■ Input data ■

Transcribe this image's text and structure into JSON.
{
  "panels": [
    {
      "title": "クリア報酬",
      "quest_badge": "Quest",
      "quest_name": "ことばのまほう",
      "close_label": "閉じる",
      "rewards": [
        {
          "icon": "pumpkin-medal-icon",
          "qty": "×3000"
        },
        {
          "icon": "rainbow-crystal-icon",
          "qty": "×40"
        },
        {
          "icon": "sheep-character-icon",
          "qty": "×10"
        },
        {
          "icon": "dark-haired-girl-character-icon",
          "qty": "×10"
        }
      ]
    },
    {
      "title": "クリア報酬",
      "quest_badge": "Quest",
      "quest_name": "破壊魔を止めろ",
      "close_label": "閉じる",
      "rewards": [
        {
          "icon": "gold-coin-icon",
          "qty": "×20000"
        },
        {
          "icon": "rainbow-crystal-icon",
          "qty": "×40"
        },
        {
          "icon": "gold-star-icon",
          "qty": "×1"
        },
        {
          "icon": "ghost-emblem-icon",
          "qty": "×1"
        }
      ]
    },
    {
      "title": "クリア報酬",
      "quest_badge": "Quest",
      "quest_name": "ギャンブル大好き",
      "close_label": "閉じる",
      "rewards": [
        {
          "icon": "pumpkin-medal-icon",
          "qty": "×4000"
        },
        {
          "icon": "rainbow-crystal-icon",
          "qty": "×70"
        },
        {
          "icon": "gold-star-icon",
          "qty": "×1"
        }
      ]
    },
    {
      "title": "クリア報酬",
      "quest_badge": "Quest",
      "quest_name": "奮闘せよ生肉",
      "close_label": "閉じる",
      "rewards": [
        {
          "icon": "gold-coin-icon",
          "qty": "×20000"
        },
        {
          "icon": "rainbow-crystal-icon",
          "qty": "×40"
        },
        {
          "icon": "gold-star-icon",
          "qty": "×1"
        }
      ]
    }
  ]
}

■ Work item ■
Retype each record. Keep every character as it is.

■ Solution for this problem ■
Transcribe this image's text and structure into JSON.
{
  "panels": [
    {
      "title": "クリア報酬",
      "quest_badge": "Quest",
      "quest_name": "ことばのまほう",
      "close_label": "閉じる",
      "rewards": [
        {
          "icon": "pumpkin-medal-icon",
          "qty": "×3000"
        },
        {
          "icon": "rainbow-crystal-icon",
          "qty": "×40"
        },
        {
          "icon": "sheep-character-icon",
          "qty": "×10"
        },
        {
          "icon": "dark-haired-girl-character-icon",
          "qty": "×10"
        }
      ]
    },
    {
      "title": "クリア報酬",
      "quest_badge": "Quest",
      "quest_name": "破壊魔を止めろ",
      "close_label": "閉じる",
      "rewards": [
        {
          "icon": "gold-coin-icon",
          "qty": "×20000"
        },
        {
          "icon": "rainbow-crystal-icon",
          "qty": "×40"
        },
        {
          "icon": "gold-star-icon",
          "qty": "×1"
        },
        {
          "icon": "ghost-emblem-icon",
          "qty": "×1"
        }
      ]
    },
    {
      "title": "クリア報酬",
      "quest_badge": "Quest",
      "quest_name": "ギャンブル大好き",
      "close_label": "閉じる",
      "rewards": [
        {
          "icon": "pumpkin-medal-icon",
          "qty": "×4000"
        },
        {
          "icon": "rainbow-crystal-icon",
          "qty": "×70"
        },
        {
          "icon": "gold-star-icon",
          "qty": "×1"
        }
      ]
    },
    {
      "title": "クリア報酬",
      "quest_badge": "Quest",
      "quest_name": "奮闘せよ生肉",
      "close_label": "閉じる",
      "rewards": [
        {
          "icon": "gold-coin-icon",
          "qty": "×20000"
        },
        {
          "icon": "rainbow-crystal-icon",
          "qty": "×40"
        },
        {
          "icon": "gold-star-icon",
          "qty": "×1"
        }
      ]
    }
  ]
}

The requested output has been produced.